*EXERCISE DESCRIPTION*.
Extract the records in full, leaving every picture out.

*DATA FOR ANALYSIS*.
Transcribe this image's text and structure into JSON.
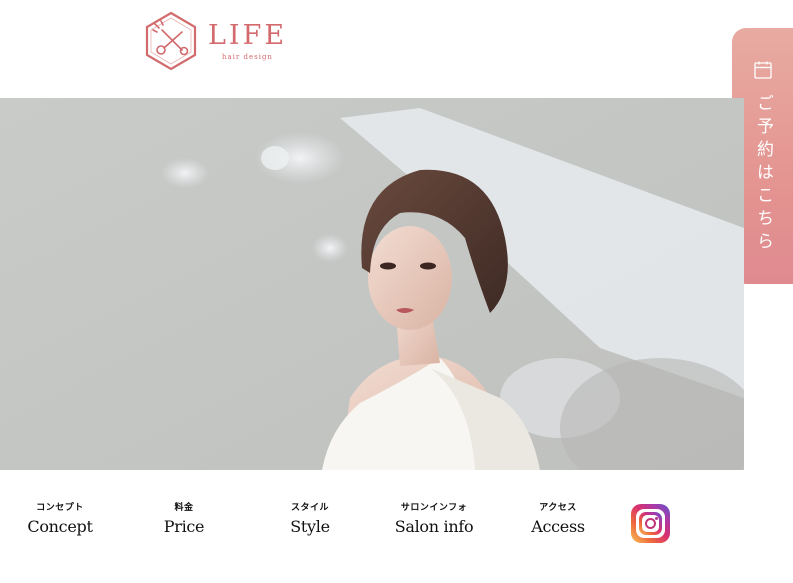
{
  "brand": {
    "name": "LIFE",
    "tagline": "hair design",
    "color": "#d36a6d"
  },
  "reservation": {
    "label": "ご予約はこちら",
    "icon": "calendar-icon",
    "color": "#e49491"
  },
  "hero": {
    "image": "woman-portrait-photo"
  },
  "nav": {
    "items": [
      {
        "jp": "コンセプト",
        "en": "Concept"
      },
      {
        "jp": "料金",
        "en": "Price"
      },
      {
        "jp": "スタイル",
        "en": "Style"
      },
      {
        "jp": "サロンインフォ",
        "en": "Salon info"
      },
      {
        "jp": "アクセス",
        "en": "Access"
      }
    ],
    "social_icon": "instagram-icon"
  }
}
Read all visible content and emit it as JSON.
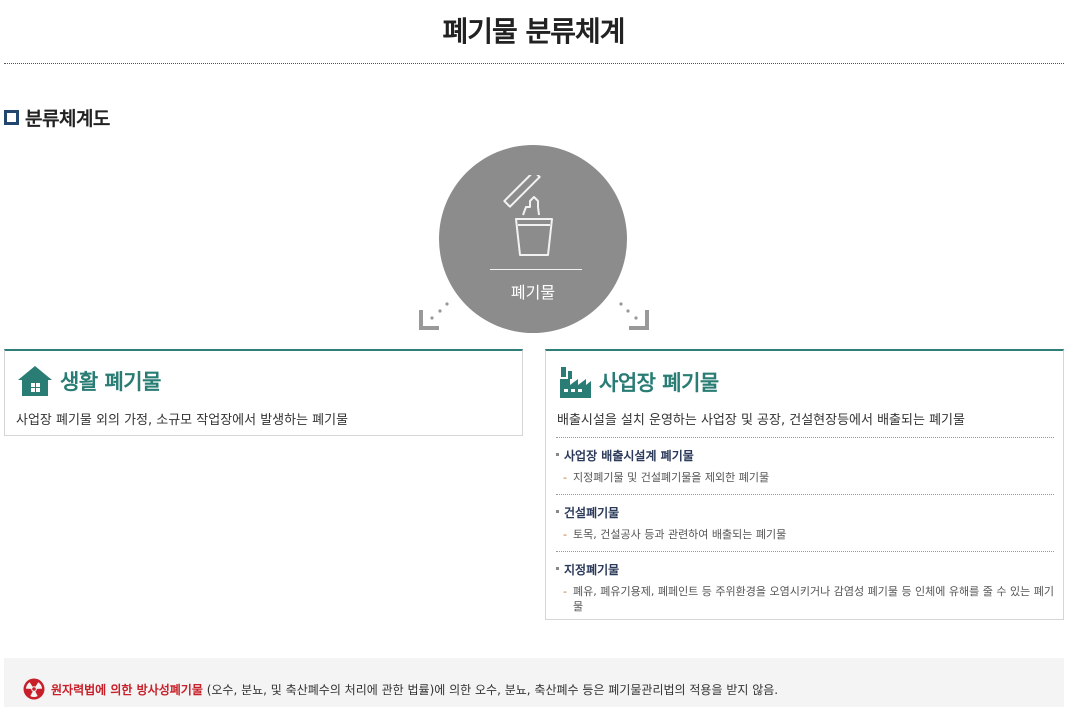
{
  "page": {
    "title": "폐기물 분류체계"
  },
  "section": {
    "heading": "분류체계도"
  },
  "diagram": {
    "root_label": "폐기물",
    "root_icon": "trash-bin-icon",
    "colors": {
      "circle": "#8c8c8c",
      "accent": "#2a7d74",
      "border_top": "#2f7f78"
    }
  },
  "household": {
    "icon": "house-icon",
    "title": "생활 폐기물",
    "description": "사업장 폐기물 외의 가정, 소규모 작업장에서 발생하는 폐기물"
  },
  "business": {
    "icon": "factory-icon",
    "title": "사업장 폐기물",
    "description": "배출시설을 설치 운영하는 사업장 및 공장, 건설현장등에서 배출되는 폐기물",
    "items": [
      {
        "title": "사업장 배출시설계 폐기물",
        "description": "지정폐기물 및 건설폐기물을 제외한 폐기물"
      },
      {
        "title": "건설폐기물",
        "description": "토목, 건설공사 등과 관련하여 배출되는 폐기물"
      },
      {
        "title": "지정폐기물",
        "description": "폐유, 폐유기용제, 폐페인트 등 주위환경을 오염시키거나 감염성 폐기물 등 인체에 유해를 줄 수 있는 폐기물"
      }
    ]
  },
  "notice": {
    "icon": "radiation-icon",
    "highlight": "원자력법에 의한 방사성폐기물",
    "text": " (오수, 분뇨, 및 축산폐수의 처리에 관한 법률)에 의한 오수, 분뇨, 축산폐수 등은 폐기물관리법의 적용을 받지 않음."
  }
}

*ANSWER SECTION*.
Transcribe this image's text and structure into JSON.
{
  "brand": {
    "name": "LIFE",
    "tagline": "hair design",
    "color": "#d36a6d"
  },
  "reservation": {
    "label": "ご予約はこちら",
    "icon": "calendar-icon",
    "color": "#e49491"
  },
  "hero": {
    "image": "woman-portrait-photo"
  },
  "nav": {
    "items": [
      {
        "jp": "コンセプト",
        "en": "Concept"
      },
      {
        "jp": "料金",
        "en": "Price"
      },
      {
        "jp": "スタイル",
        "en": "Style"
      },
      {
        "jp": "サロンインフォ",
        "en": "Salon info"
      },
      {
        "jp": "アクセス",
        "en": "Access"
      }
    ],
    "social_icon": "instagram-icon"
  }
}
Read all visible content and emit it as JSON.
{
  "page": {
    "title": "폐기물 분류체계"
  },
  "section": {
    "heading": "분류체계도"
  },
  "diagram": {
    "root_label": "폐기물",
    "root_icon": "trash-bin-icon",
    "colors": {
      "circle": "#8c8c8c",
      "accent": "#2a7d74",
      "border_top": "#2f7f78"
    }
  },
  "household": {
    "icon": "house-icon",
    "title": "생활 폐기물",
    "description": "사업장 폐기물 외의 가정, 소규모 작업장에서 발생하는 폐기물"
  },
  "business": {
    "icon": "factory-icon",
    "title": "사업장 폐기물",
    "description": "배출시설을 설치 운영하는 사업장 및 공장, 건설현장등에서 배출되는 폐기물",
    "items": [
      {
        "title": "사업장 배출시설계 폐기물",
        "description": "지정폐기물 및 건설폐기물을 제외한 폐기물"
      },
      {
        "title": "건설폐기물",
        "description": "토목, 건설공사 등과 관련하여 배출되는 폐기물"
      },
      {
        "title": "지정폐기물",
        "description": "폐유, 폐유기용제, 폐페인트 등 주위환경을 오염시키거나 감염성 폐기물 등 인체에 유해를 줄 수 있는 폐기물"
      }
    ]
  },
  "notice": {
    "icon": "radiation-icon",
    "highlight": "원자력법에 의한 방사성폐기물",
    "text": " (오수, 분뇨, 및 축산폐수의 처리에 관한 법률)에 의한 오수, 분뇨, 축산폐수 등은 폐기물관리법의 적용을 받지 않음."
  }
}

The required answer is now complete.